#### Information supplied ####

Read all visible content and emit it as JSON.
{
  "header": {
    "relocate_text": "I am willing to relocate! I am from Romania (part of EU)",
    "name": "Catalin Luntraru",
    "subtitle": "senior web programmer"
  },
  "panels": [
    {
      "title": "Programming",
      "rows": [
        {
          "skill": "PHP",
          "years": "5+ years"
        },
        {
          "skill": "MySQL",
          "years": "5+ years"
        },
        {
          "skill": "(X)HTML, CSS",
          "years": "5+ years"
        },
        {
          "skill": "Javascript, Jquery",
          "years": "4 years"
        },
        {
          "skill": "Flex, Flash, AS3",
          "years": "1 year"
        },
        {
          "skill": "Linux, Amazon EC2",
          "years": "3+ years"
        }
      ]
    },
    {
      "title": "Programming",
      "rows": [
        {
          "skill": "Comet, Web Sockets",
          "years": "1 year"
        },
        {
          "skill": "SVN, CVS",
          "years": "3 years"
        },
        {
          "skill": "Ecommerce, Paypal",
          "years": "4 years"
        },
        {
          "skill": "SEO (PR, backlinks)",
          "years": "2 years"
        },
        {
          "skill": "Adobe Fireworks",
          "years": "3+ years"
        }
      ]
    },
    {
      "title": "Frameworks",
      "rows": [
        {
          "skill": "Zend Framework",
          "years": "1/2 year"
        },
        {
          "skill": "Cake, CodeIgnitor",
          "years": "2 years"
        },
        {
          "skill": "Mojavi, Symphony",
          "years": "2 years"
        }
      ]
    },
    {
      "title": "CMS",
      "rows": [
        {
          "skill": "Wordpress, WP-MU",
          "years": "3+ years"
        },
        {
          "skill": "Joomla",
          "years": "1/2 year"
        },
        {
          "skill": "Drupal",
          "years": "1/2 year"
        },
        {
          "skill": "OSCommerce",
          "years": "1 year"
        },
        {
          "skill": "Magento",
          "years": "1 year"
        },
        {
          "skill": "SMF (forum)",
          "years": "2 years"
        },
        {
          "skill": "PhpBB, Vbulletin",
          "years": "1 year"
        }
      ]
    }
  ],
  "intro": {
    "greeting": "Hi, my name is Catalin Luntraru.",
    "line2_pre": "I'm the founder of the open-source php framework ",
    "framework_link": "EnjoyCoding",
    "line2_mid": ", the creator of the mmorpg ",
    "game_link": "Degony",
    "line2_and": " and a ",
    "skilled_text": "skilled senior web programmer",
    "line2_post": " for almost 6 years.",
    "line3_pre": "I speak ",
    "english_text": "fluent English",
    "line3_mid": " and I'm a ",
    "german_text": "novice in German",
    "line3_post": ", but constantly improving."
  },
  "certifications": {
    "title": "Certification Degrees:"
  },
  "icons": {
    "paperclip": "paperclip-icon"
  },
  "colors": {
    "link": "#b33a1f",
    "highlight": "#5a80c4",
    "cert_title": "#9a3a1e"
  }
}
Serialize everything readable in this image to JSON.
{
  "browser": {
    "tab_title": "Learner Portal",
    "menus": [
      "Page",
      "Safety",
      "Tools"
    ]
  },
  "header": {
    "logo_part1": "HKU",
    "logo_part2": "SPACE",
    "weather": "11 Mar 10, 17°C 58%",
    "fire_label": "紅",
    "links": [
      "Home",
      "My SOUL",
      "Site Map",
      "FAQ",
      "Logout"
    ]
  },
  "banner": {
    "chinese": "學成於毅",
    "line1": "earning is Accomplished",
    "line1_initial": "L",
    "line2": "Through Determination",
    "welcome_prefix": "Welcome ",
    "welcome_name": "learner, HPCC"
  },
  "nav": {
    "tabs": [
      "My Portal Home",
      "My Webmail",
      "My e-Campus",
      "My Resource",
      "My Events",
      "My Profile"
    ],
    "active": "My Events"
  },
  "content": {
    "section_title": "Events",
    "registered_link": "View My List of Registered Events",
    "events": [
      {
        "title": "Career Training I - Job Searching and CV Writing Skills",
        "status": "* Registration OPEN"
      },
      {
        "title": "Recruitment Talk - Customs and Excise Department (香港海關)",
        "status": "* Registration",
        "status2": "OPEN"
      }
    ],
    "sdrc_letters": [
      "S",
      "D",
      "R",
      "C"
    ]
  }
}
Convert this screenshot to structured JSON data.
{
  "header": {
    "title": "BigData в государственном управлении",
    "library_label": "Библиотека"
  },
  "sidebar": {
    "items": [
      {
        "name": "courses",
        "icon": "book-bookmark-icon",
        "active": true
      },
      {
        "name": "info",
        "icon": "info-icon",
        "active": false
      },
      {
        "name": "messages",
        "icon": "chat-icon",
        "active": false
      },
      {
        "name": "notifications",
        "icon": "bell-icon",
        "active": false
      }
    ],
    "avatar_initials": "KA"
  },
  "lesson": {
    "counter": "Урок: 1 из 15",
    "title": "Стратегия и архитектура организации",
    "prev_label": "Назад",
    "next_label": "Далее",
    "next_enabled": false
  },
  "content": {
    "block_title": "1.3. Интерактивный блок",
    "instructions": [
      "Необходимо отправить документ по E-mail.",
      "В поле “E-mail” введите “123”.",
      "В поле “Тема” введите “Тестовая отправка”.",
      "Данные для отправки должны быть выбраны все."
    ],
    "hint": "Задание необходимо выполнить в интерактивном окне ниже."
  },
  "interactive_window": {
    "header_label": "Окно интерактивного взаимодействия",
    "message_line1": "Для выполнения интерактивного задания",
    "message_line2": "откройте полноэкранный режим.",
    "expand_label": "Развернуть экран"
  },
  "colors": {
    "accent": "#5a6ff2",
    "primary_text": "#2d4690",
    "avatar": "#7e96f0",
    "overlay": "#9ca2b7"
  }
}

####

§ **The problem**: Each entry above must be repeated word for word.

§ **Answer for the task**:
Read all visible content and emit it as JSON.
{
  "header": {
    "relocate_text": "I am willing to relocate! I am from Romania (part of EU)",
    "name": "Catalin Luntraru",
    "subtitle": "senior web programmer"
  },
  "panels": [
    {
      "title": "Programming",
      "rows": [
        {
          "skill": "PHP",
          "years": "5+ years"
        },
        {
          "skill": "MySQL",
          "years": "5+ years"
        },
        {
          "skill": "(X)HTML, CSS",
          "years": "5+ years"
        },
        {
          "skill": "Javascript, Jquery",
          "years": "4 years"
        },
        {
          "skill": "Flex, Flash, AS3",
          "years": "1 year"
        },
        {
          "skill": "Linux, Amazon EC2",
          "years": "3+ years"
        }
      ]
    },
    {
      "title": "Programming",
      "rows": [
        {
          "skill": "Comet, Web Sockets",
          "years": "1 year"
        },
        {
          "skill": "SVN, CVS",
          "years": "3 years"
        },
        {
          "skill": "Ecommerce, Paypal",
          "years": "4 years"
        },
        {
          "skill": "SEO (PR, backlinks)",
          "years": "2 years"
        },
        {
          "skill": "Adobe Fireworks",
          "years": "3+ years"
        }
      ]
    },
    {
      "title": "Frameworks",
      "rows": [
        {
          "skill": "Zend Framework",
          "years": "1/2 year"
        },
        {
          "skill": "Cake, CodeIgnitor",
          "years": "2 years"
        },
        {
          "skill": "Mojavi, Symphony",
          "years": "2 years"
        }
      ]
    },
    {
      "title": "CMS",
      "rows": [
        {
          "skill": "Wordpress, WP-MU",
          "years": "3+ years"
        },
        {
          "skill": "Joomla",
          "years": "1/2 year"
        },
        {
          "skill": "Drupal",
          "years": "1/2 year"
        },
        {
          "skill": "OSCommerce",
          "years": "1 year"
        },
        {
          "skill": "Magento",
          "years": "1 year"
        },
        {
          "skill": "SMF (forum)",
          "years": "2 years"
        },
        {
          "skill": "PhpBB, Vbulletin",
          "years": "1 year"
        }
      ]
    }
  ],
  "intro": {
    "greeting": "Hi, my name is Catalin Luntraru.",
    "line2_pre": "I'm the founder of the open-source php framework ",
    "framework_link": "EnjoyCoding",
    "line2_mid": ", the creator of the mmorpg ",
    "game_link": "Degony",
    "line2_and": " and a ",
    "skilled_text": "skilled senior web programmer",
    "line2_post": " for almost 6 years.",
    "line3_pre": "I speak ",
    "english_text": "fluent English",
    "line3_mid": " and I'm a ",
    "german_text": "novice in German",
    "line3_post": ", but constantly improving."
  },
  "certifications": {
    "title": "Certification Degrees:"
  },
  "icons": {
    "paperclip": "paperclip-icon"
  },
  "colors": {
    "link": "#b33a1f",
    "highlight": "#5a80c4",
    "cert_title": "#9a3a1e"
  }
}
Serialize everything readable in this image to JSON.
{
  "browser": {
    "tab_title": "Learner Portal",
    "menus": [
      "Page",
      "Safety",
      "Tools"
    ]
  },
  "header": {
    "logo_part1": "HKU",
    "logo_part2": "SPACE",
    "weather": "11 Mar 10, 17°C 58%",
    "fire_label": "紅",
    "links": [
      "Home",
      "My SOUL",
      "Site Map",
      "FAQ",
      "Logout"
    ]
  },
  "banner": {
    "chinese": "學成於毅",
    "line1": "earning is Accomplished",
    "line1_initial": "L",
    "line2": "Through Determination",
    "welcome_prefix": "Welcome ",
    "welcome_name": "learner, HPCC"
  },
  "nav": {
    "tabs": [
      "My Portal Home",
      "My Webmail",
      "My e-Campus",
      "My Resource",
      "My Events",
      "My Profile"
    ],
    "active": "My Events"
  },
  "content": {
    "section_title": "Events",
    "registered_link": "View My List of Registered Events",
    "events": [
      {
        "title": "Career Training I - Job Searching and CV Writing Skills",
        "status": "* Registration OPEN"
      },
      {
        "title": "Recruitment Talk - Customs and Excise Department (香港海關)",
        "status": "* Registration",
        "status2": "OPEN"
      }
    ],
    "sdrc_letters": [
      "S",
      "D",
      "R",
      "C"
    ]
  }
}
Convert this screenshot to structured JSON data.
{
  "header": {
    "title": "BigData в государственном управлении",
    "library_label": "Библиотека"
  },
  "sidebar": {
    "items": [
      {
        "name": "courses",
        "icon": "book-bookmark-icon",
        "active": true
      },
      {
        "name": "info",
        "icon": "info-icon",
        "active": false
      },
      {
        "name": "messages",
        "icon": "chat-icon",
        "active": false
      },
      {
        "name": "notifications",
        "icon": "bell-icon",
        "active": false
      }
    ],
    "avatar_initials": "KA"
  },
  "lesson": {
    "counter": "Урок: 1 из 15",
    "title": "Стратегия и архитектура организации",
    "prev_label": "Назад",
    "next_label": "Далее",
    "next_enabled": false
  },
  "content": {
    "block_title": "1.3. Интерактивный блок",
    "instructions": [
      "Необходимо отправить документ по E-mail.",
      "В поле “E-mail” введите “123”.",
      "В поле “Тема” введите “Тестовая отправка”.",
      "Данные для отправки должны быть выбраны все."
    ],
    "hint": "Задание необходимо выполнить в интерактивном окне ниже."
  },
  "interactive_window": {
    "header_label": "Окно интерактивного взаимодействия",
    "message_line1": "Для выполнения интерактивного задания",
    "message_line2": "откройте полноэкранный режим.",
    "expand_label": "Развернуть экран"
  },
  "colors": {
    "accent": "#5a6ff2",
    "primary_text": "#2d4690",
    "avatar": "#7e96f0",
    "overlay": "#9ca2b7"
  }
}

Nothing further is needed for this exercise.